Tag Archive | catastrophic thinking

Persistent Pain after TKA: Can it Be Trained Away?

The anticipation of postoperative pain associated with a large operation such as a total knee arthroplasty (TKA) scares many patients. Some worry to the point of “catastrophizing” pain prior to surgery. As orthopaedic surgeons, we try to assuage our patients’ fears through preoperative education and multimodal pain-management modalities after surgery, but there are still some patients in whom the fear of pain—and the pain itself that inevitably accompanies arthroplasty— negatively affect their outcome. Preparing such patients for surgery and helping them recover afterward despite this high anxiety are big challenges for the orthopaedic care team. Some data suggest that cognitive behavioral therapy (CBT) might help.

However, a multisite randomized trial by Riddle et al. published in the February 6, 2019 issue of JBJS did not find any differences in pain or function among patients with moderate to high preoperative pain catastrophizing scores who underwent a form of CBT focused on pain coping skills, when their outcomes were compared to those of similar patients in “usual care” or “arthritis education” arms of the study. Each group had similar WOMAC pain scores and pain catastrophizing scores to start, and all patients were found to have significant but very similar decreases in their pain scores at 2, 6, and 12 months postoperatively. Independent assessors determined that the quality of the intervention in the coping-skills and arthritis-education arms was high, suggesting that it was not poor-quality interventions that accounted for the consistent similarities among the 3 groups.

While there are many physiological and psychological factors contributing to an individual’s experience of pain, the results of this study ran surprisingly counter to prior evidence. The authors speculate that differences between the 3 groups may have been masked by the fact that all patients had such a large decrease in pain after the TKA. While that would appear to be  good news, we know that there is a stubbornly large subset of patients (cited in this article as 20%) who undergo a technically and radiographically ”successful” knee arthroplasty only to have continued pain without an obvious cause. (See related OrthoBuzz Editor’s Choice post.)

These findings lead me to believe a statement that probably cannot be proven: there are some patients who will experience function-limiting pain no matter what surgery is performed, no matter which drugs are administered, and no matter what rehabilitative therapy is provided. Learning how to identify those patients and clearly communicating expectations to them pre- and postoperatively might help improve their satisfaction with their procedure.

Chad A. Krueger, MD
JBJS Deputy Editor for Social Media

Psych Distress Magnifies Patient Perception of Shoulder Pain

Most studies investigating the psychosocial determinants of orthopaedic pain andF6.medium disability have focused on the spine, hand, hip, and knee. But in the December 16, 2015 JBJS, Menendez et al. looked at psychosocial associations among 139 patients presenting with shoulder complaints.
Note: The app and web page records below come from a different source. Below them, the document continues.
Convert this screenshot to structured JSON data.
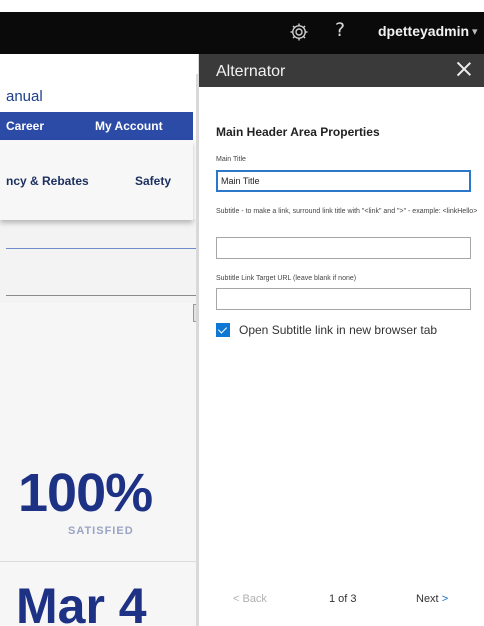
{
  "topbar": {
    "icons": [
      "gear-icon",
      "help-icon",
      "chevron-down-icon"
    ],
    "help_glyph": "?",
    "username": "dpetteyadmin",
    "caret_glyph": "▾"
  },
  "background_page": {
    "manual_text": "anual",
    "nav": {
      "career": "Career",
      "my_account": "My Account"
    },
    "menu": {
      "rebates": "ncy & Rebates",
      "safety": "Safety"
    },
    "stat_value": "100%",
    "stat_label": "SATISFIED",
    "date_text": "Mar 4",
    "colors": {
      "brand_blue": "#2b4ba6",
      "headline_blue": "#1d3185"
    }
  },
  "panel": {
    "title": "Alternator",
    "section_title": "Main Header Area Properties",
    "fields": {
      "main_title_label": "Main Title",
      "main_title_value": "Main Title",
      "subtitle_label": "Subtitle - to make a link, surround link title with \"<link\" and \">\" - example: <linkHello>",
      "subtitle_value": "",
      "subtitle_url_label": "Subtitle Link Target URL (leave blank if none)",
      "subtitle_url_value": ""
    },
    "checkbox": {
      "label": "Open Subtitle link in new browser tab",
      "checked": true
    },
    "footer": {
      "back": "< Back",
      "page": "1 of 3",
      "next": "Next",
      "next_chev": ">"
    },
    "colors": {
      "accent": "#0f78d4",
      "header_bg": "#3a3a3a"
    }
  }
}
Similar to findings regarding those other anatomical areas, Menendez et al. found that patient variability in perceived symptom intensity and magnitude was more strongly related to psychological distress than to a specific shoulder diagnosis, which included rotator cuff tear, impingement, osteoarthritis, and frozen shoulder.

The authors measured patient pain and disability scores upon presentation using the Shoulder Pain and Disability Index (SPADI). They then analyzed the SPADI scores in relation to sociodemographic data and patient responses to three additional validated tests measuring depression, tendencies to catastrophize, and self-efficacy. They found that disabled and retired work status, higher BMI, catastrophic thinking, and lower self-efficacy (i.e., ineffective coping strategies) were associated with greater patient-reported symptom intensity and magnitude of disability.

Interestingly, BMI was the only biological influence on pain and disability scores. Also, retirement had a negative influence on pain and disability scores, which was somewhat surprising considering that retirement often has positive effects on well-being.

The authors conclude that future research focused on the effect of psychosocial factors on postoperative pain and response to treatment might “allow surgeons to identify patients who are at risk for a treatment-refractory course.” They further surmise that “interventions to decrease catastrophic thinking and to optimize self-efficacy…before shoulder surgery hold potential to ameliorate symptom intensity and the magnitude of disability.”